Kyrgyzstan Latest Former Soviet Republic to Make Epic Historical Movie
MOSCOW – Kyrgyzstan is the latest former Soviet republic to put public money into producing a national historic epic.
Queen of the Mountains (Kurmandjan Datka in the local language, Kyrgyz) is the $1.5 million story of a noblewoman, Datka, revered to this day for her diplomacy in saving her nation from complete destruction and subjugation when Russian imperial forces conquered the Central Asian country in the 1870s.
Shot on digital Red Epic film and starring three top Kyrgyz actresses as the lead at different stages of her life -- as a young woman (Elina Abai Kyzy), middle-aged mother (Nazira Mambetova) and old woman (Jamal Seidakmatova). The film is backed by Kyrgyz president Almazbek Atambaev and minister of culture, Sultan Raev.
Writer-director Sadyk Sher-Niyaz, who is producing through Aitysh Film, Bishkek with national studio Kyrgyz Film, told The Hollywood Reporter that despite the film’s historical setting, it's subject -- that of a courageous woman who breaks away from Islamic mores and a patriarchal country to achieve great things -- is up-to-date.
"It's the story of a young woman who is forced into an arranged marriage but escapes, flees to the mountains and falls in love with the local chief, Alynbek, whom she marries. When he is killed by political rivals she becomes the 'queen of the mountains' and a key figure in the national struggle when the Russians invade."
Filled with spectacular locations, lavish costumes, bloody battle scenes and dramatic turns, the film is shooting on location this summer with a release slated for early next year.
Last year’s $10 million national epic from oil-rich neighbor Kazakhstan, Myn Bala, which included a top-notch international creative crew, was a box-office sensation in that more populous state.
Kyrgyzstan, which has a population of 5.5 million and GDP per capita of just $2,400 a year (compared with Kazakhstan's population of 17.7 million and per capita GDP of $13,900) is not a major producer of films. But the country’s rugged and beautiful scenery makes it a spectacular movie location and a new, relatively affluent generation of educated young people are increasingly using low-cost digital equipment to make films.

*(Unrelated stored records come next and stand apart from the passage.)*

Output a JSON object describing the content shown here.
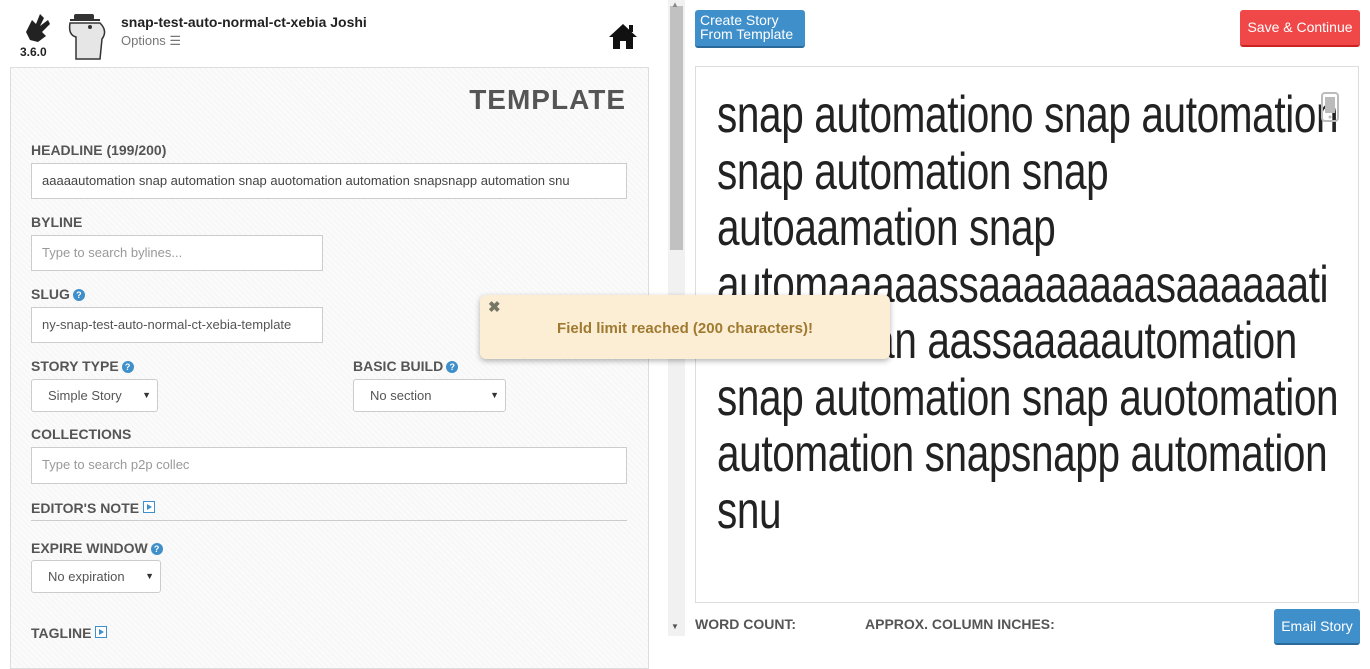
{
  "header": {
    "version": "3.6.0",
    "story_title": "snap-test-auto-normal-ct-xebia Joshi",
    "options_label": "Options ☰"
  },
  "template": {
    "heading": "TEMPLATE",
    "headline_label": "HEADLINE (199/200)",
    "headline_value": "aaaaautomation snap automation snap auotomation automation snapsnapp automation snu",
    "byline_label": "BYLINE",
    "byline_placeholder": "Type to search bylines...",
    "slug_label": "SLUG",
    "slug_value": "ny-snap-test-auto-normal-ct-xebia-template",
    "story_type_label": "STORY TYPE",
    "story_type_value": "Simple Story",
    "basic_build_label": "BASIC BUILD",
    "basic_build_value": "No section",
    "collections_label": "COLLECTIONS",
    "collections_placeholder": "Type to search p2p collec",
    "editors_note_label": "EDITOR'S NOTE",
    "expire_window_label": "EXPIRE WINDOW",
    "expire_window_value": "No expiration",
    "tagline_label": "TAGLINE"
  },
  "actions": {
    "create_from_template": "Create Story\nFrom Template",
    "save_continue": "Save & Continue",
    "email_story": "Email Story"
  },
  "preview": {
    "headline": "snap automationo snap automation snap automation snap autoaamation snap automaaaaassaaaaaaaasaaaaaati ooaaaaaan aassaaaaautomation snap automation snap auotomation automation snapsnapp automation snu"
  },
  "stats": {
    "word_count_label": "WORD COUNT:",
    "column_inches_label": "APPROX. COLUMN INCHES:"
  },
  "toast": {
    "message": "Field limit reached (200 characters)!",
    "close": "✖"
  },
  "colors": {
    "accent_blue": "#3f8fcb",
    "save_red": "#f04848",
    "toast_bg": "#fbeed5",
    "toast_text": "#a07a30"
  }
}
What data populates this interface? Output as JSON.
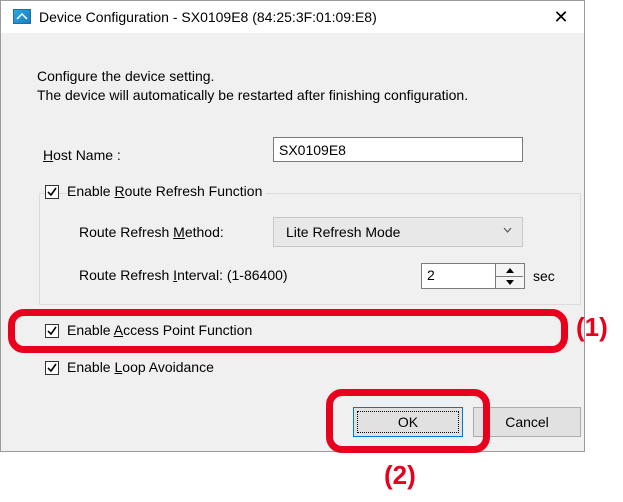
{
  "window": {
    "title": "Device Configuration - SX0109E8 (84:25:3F:01:09:E8)",
    "close_glyph": "✕"
  },
  "intro": {
    "line1": "Configure the device setting.",
    "line2": "The device will automatically be restarted after finishing configuration."
  },
  "host_name": {
    "label_first": "H",
    "label_rest": "ost Name :",
    "value": "SX0109E8"
  },
  "route_refresh": {
    "enable_label_pre": "Enable ",
    "enable_label_u": "R",
    "enable_label_post": "oute Refresh Function",
    "enabled": true,
    "method_label_pre": "Route Refresh ",
    "method_label_u": "M",
    "method_label_post": "ethod:",
    "method_value": "Lite Refresh Mode",
    "interval_label_pre": "Route Refresh ",
    "interval_label_u": "I",
    "interval_label_post": "nterval: (1-86400)",
    "interval_value": "2",
    "interval_unit": "sec"
  },
  "access_point": {
    "label_pre": "Enable ",
    "label_u": "A",
    "label_post": "ccess Point Function",
    "enabled": true
  },
  "loop_avoidance": {
    "label_pre": "Enable ",
    "label_u": "L",
    "label_post": "oop Avoidance",
    "enabled": true
  },
  "buttons": {
    "ok": "OK",
    "cancel": "Cancel"
  },
  "annotations": {
    "callout_1": "(1)",
    "callout_2": "(2)",
    "color": "#e8001c"
  },
  "icons": {
    "app": "device-config-app-icon",
    "close": "close-icon",
    "check": "checkmark-icon",
    "dropdown": "chevron-down-icon",
    "spin_up": "spin-up-icon",
    "spin_down": "spin-down-icon"
  }
}
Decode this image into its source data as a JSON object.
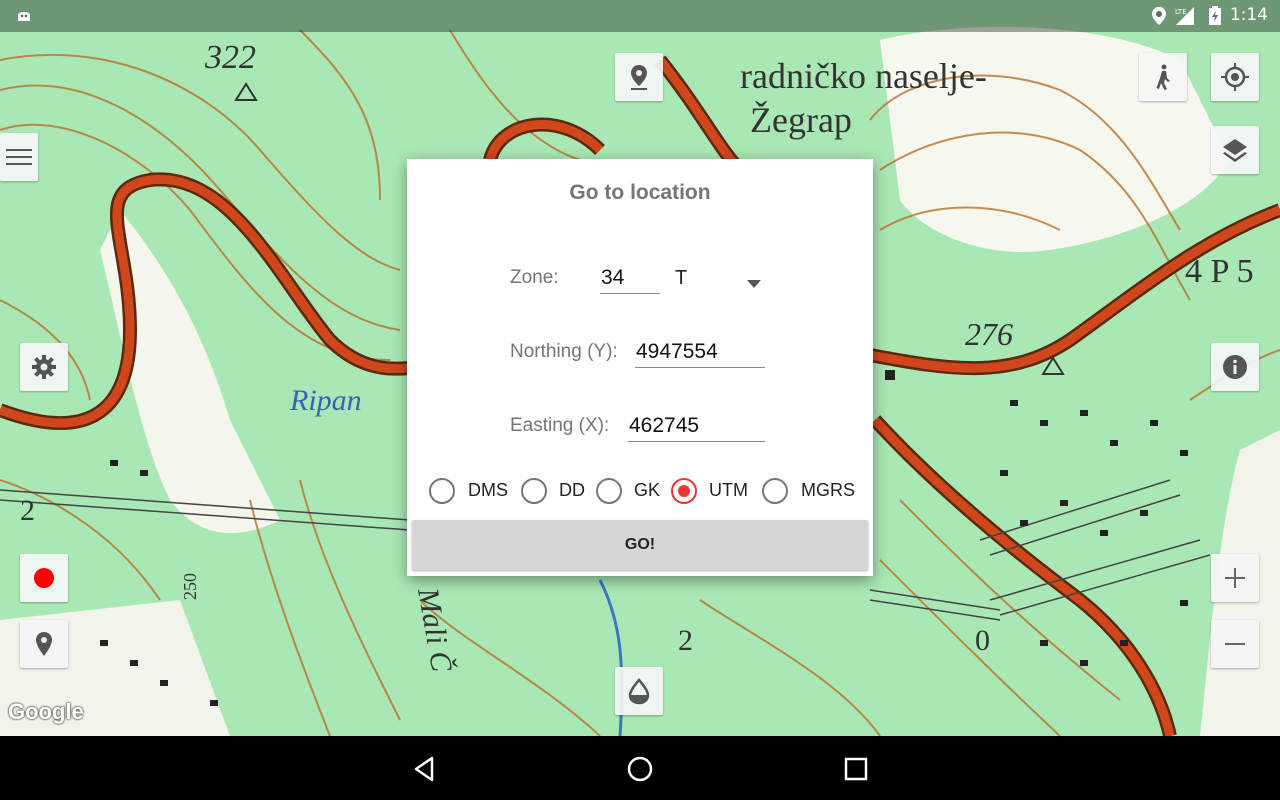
{
  "status_bar": {
    "time": "1:14",
    "network": "LTE",
    "icons": [
      "android-debug-icon",
      "location-icon",
      "signal-icon",
      "battery-icon"
    ]
  },
  "map": {
    "labels": [
      "322",
      "radničko naselje-",
      "Žegrap",
      "Ripan",
      "276",
      "4 P 5",
      "2",
      "0",
      "Mali Č",
      "250",
      "2"
    ],
    "attribution": "Google"
  },
  "dialog": {
    "title": "Go to location",
    "zone_label": "Zone:",
    "zone_value": "34",
    "zone_letter": "T",
    "northing_label": "Northing (Y):",
    "northing_value": "4947554",
    "easting_label": "Easting (X):",
    "easting_value": "462745",
    "formats": [
      {
        "label": "DMS",
        "checked": false
      },
      {
        "label": "DD",
        "checked": false
      },
      {
        "label": "GK",
        "checked": false
      },
      {
        "label": "UTM",
        "checked": true
      },
      {
        "label": "MGRS",
        "checked": false
      }
    ],
    "go_label": "GO!"
  },
  "colors": {
    "accent": "#e53935",
    "road": "#d0471c",
    "map_green": "#a9e8b4"
  }
}
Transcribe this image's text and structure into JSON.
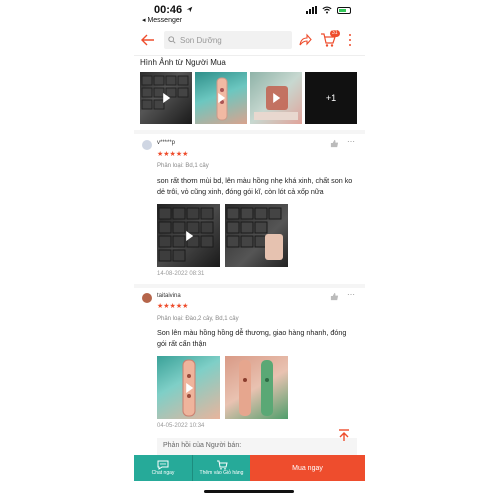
{
  "statusbar": {
    "time": "00:46",
    "back_app": "◂ Messenger"
  },
  "header": {
    "search_placeholder": "Son Dưỡng",
    "cart_count": "31"
  },
  "gallery": {
    "title": "Hình Ảnh từ Người Mua",
    "more_label": "+1"
  },
  "reviews": [
    {
      "user": "v*****p",
      "stars": "★★★★★",
      "variant": "Phân loại: Bd,1 cây",
      "text": "son rất thơm mùi bd, lên màu hồng nhẹ khá xinh, chất son ko dẻ trôi, vỏ cũng xinh, đóng gói kĩ, còn lót cả xốp nữa",
      "date": "14-08-2022 08:31"
    },
    {
      "user": "taitaivina",
      "stars": "★★★★★",
      "variant": "Phân loại: Đào,2 cây, Bd,1 cây",
      "text": "Son lên màu hồng hồng dễ thương, giao hàng nhanh, đóng gói rất cẩn thận",
      "date": "04-05-2022 10:34"
    }
  ],
  "seller_reply": {
    "label": "Phản hồi của Người bán:"
  },
  "bottombar": {
    "chat_label": "Chat ngay",
    "cart_label": "Thêm vào Giỏ hàng",
    "buy_label": "Mua ngay"
  },
  "colors": {
    "accent": "#ee4d2d",
    "teal": "#26aa99"
  }
}
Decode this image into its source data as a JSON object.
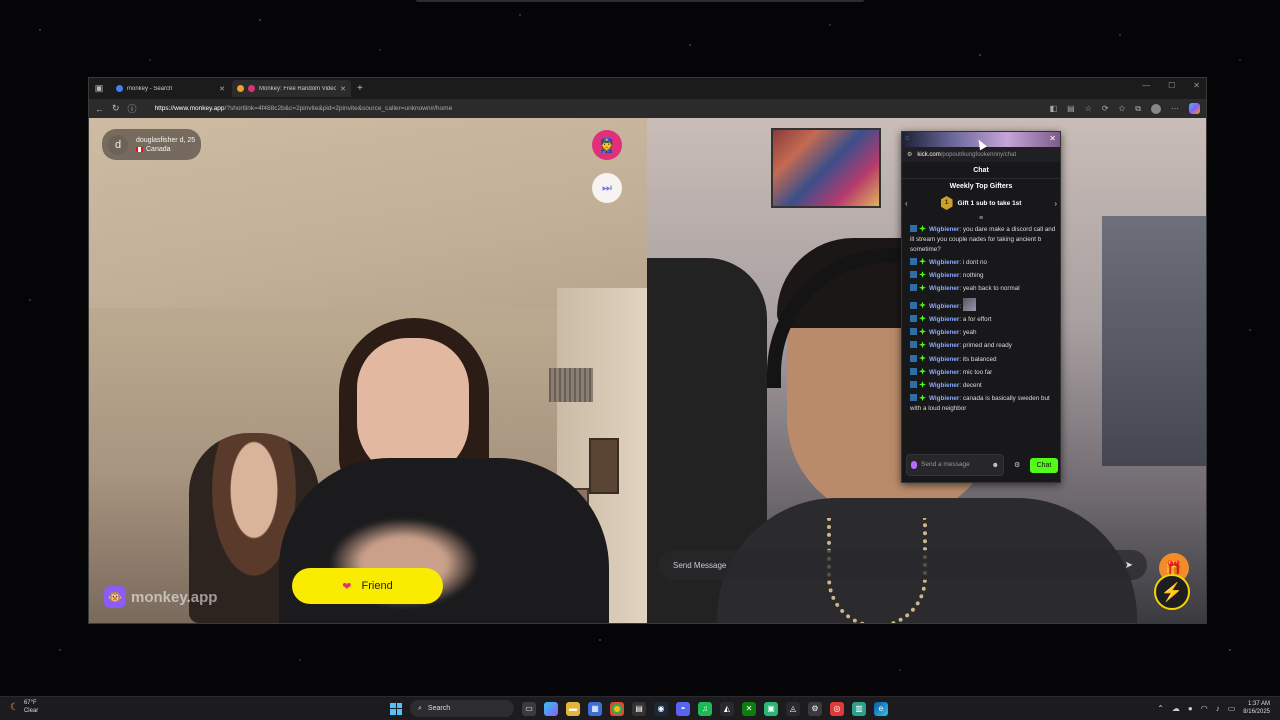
{
  "browser": {
    "tabs": [
      {
        "title": "monkey - Search",
        "active": false
      },
      {
        "title": "Monkey: Free Random Video",
        "active": true
      }
    ],
    "url_host": "https://www.monkey.app",
    "url_rest": "/?shortlink=4f488c2b&c=2pinvite&pid=2pinvite&source_caller=unknown#/home"
  },
  "left_video": {
    "user_initial": "d",
    "user_name": "douglasfisher d, 25",
    "country": "Canada",
    "friend_label": "Friend",
    "brand": "monkey.app"
  },
  "right_video": {
    "send_placeholder": "Send Message"
  },
  "chat_popout": {
    "url_host": "kick.com",
    "url_path": "/popout/kungfookennny/chat",
    "header": "Chat",
    "gifters_title": "Weekly Top Gifters",
    "gift_rank": "1",
    "gift_text": "Gift 1 sub to take 1st",
    "messages": [
      {
        "user": "Wigbiener",
        "text": ": you dare make a discord call and ill stream you couple nades for taking ancient b sometime?"
      },
      {
        "user": "Wigbiener",
        "text": ": i dont no"
      },
      {
        "user": "Wigbiener",
        "text": ": nothing"
      },
      {
        "user": "Wigbiener",
        "text": ": yeah back to normal"
      },
      {
        "user": "Wigbiener",
        "text": ":"
      },
      {
        "user": "Wigbiener",
        "text": ": a for effort"
      },
      {
        "user": "Wigbiener",
        "text": ": yeah"
      },
      {
        "user": "Wigbiener",
        "text": ": primed and ready"
      },
      {
        "user": "Wigbiener",
        "text": ": its balanced"
      },
      {
        "user": "Wigbiener",
        "text": ": mic too far"
      },
      {
        "user": "Wigbiener",
        "text": ": decent"
      },
      {
        "user": "Wigbiener",
        "text": ": canada is basically sweden but with a loud neighbor"
      }
    ],
    "input_placeholder": "Send a message",
    "send_label": "Chat"
  },
  "taskbar": {
    "temperature": "67°F",
    "weather": "Clear",
    "search_label": "Search",
    "time": "1:37 AM",
    "date": "8/16/2025"
  }
}
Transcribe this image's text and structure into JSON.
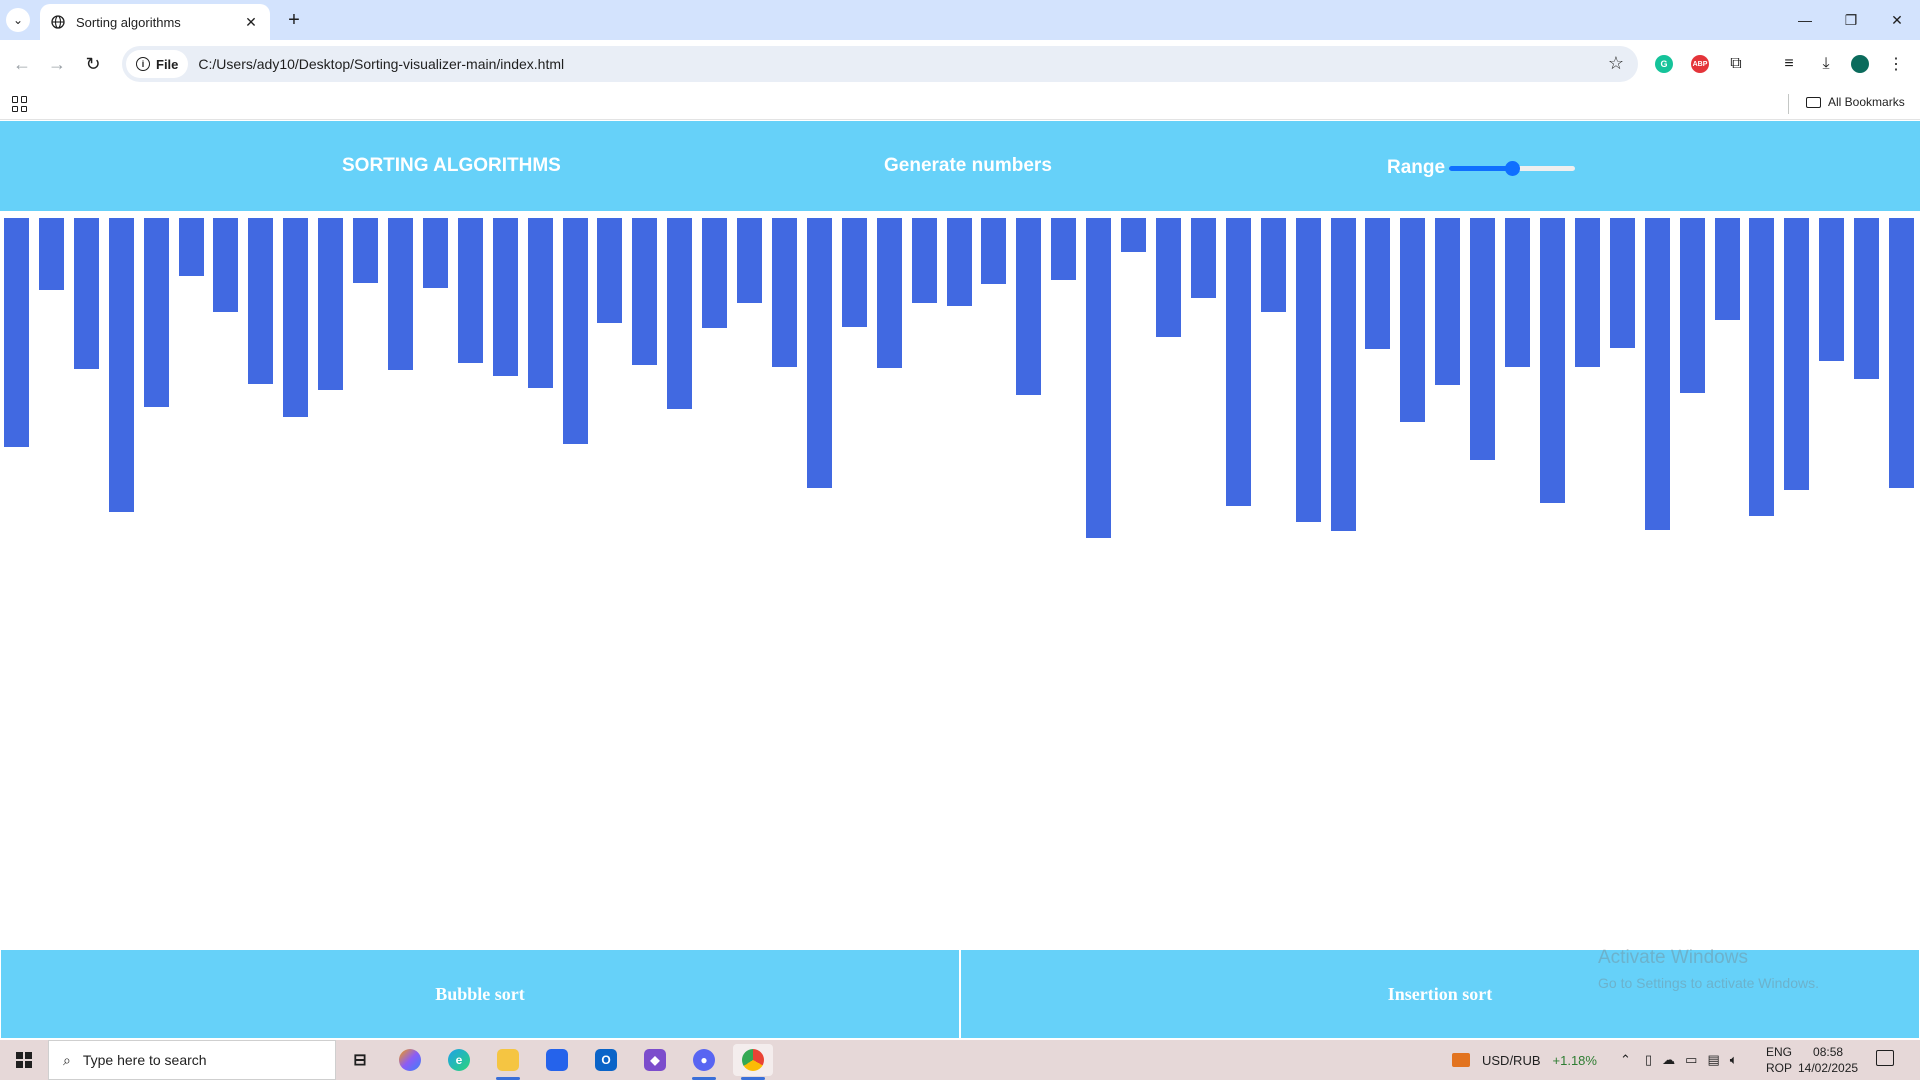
{
  "browser": {
    "tab_title": "Sorting algorithms",
    "site_chip_label": "File",
    "url": "C:/Users/ady10/Desktop/Sorting-visualizer-main/index.html",
    "all_bookmarks_label": "All Bookmarks",
    "extension_abp": "ABP"
  },
  "nav": {
    "title": "SORTING ALGORITHMS",
    "generate_label": "Generate numbers",
    "range_label": "Range",
    "range_slider_value": 0.5
  },
  "bars": {
    "color": "#4169e1",
    "values": [
      229,
      72,
      151,
      294,
      189,
      58,
      94,
      166,
      199,
      172,
      65,
      152,
      70,
      145,
      158,
      170,
      226,
      105,
      147,
      191,
      110,
      85,
      149,
      270,
      109,
      150,
      85,
      88,
      66,
      177,
      62,
      320,
      34,
      119,
      80,
      288,
      94,
      304,
      313,
      131,
      204,
      167,
      242,
      149,
      285,
      149,
      130,
      312,
      175,
      102,
      298,
      272,
      143,
      161,
      270
    ]
  },
  "buttons": {
    "bubble_sort": "Bubble sort",
    "insertion_sort": "Insertion sort"
  },
  "watermark": {
    "line1": "Activate Windows",
    "line2": "Go to Settings to activate Windows."
  },
  "taskbar": {
    "search_placeholder": "Type here to search",
    "ticker_label": "USD/RUB",
    "ticker_change": "+1.18%",
    "lang_line1": "ENG",
    "lang_line2": "ROP",
    "time": "08:58",
    "date": "14/02/2025"
  },
  "colors": {
    "nav_bg": "#66d1f9",
    "bar": "#4169e1",
    "slider": "#0f6fff"
  }
}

"We’re experiencing a film boom now, with around 100 low-budget movies shot every year – many of them about love, of course!" Sher-Niyaz said.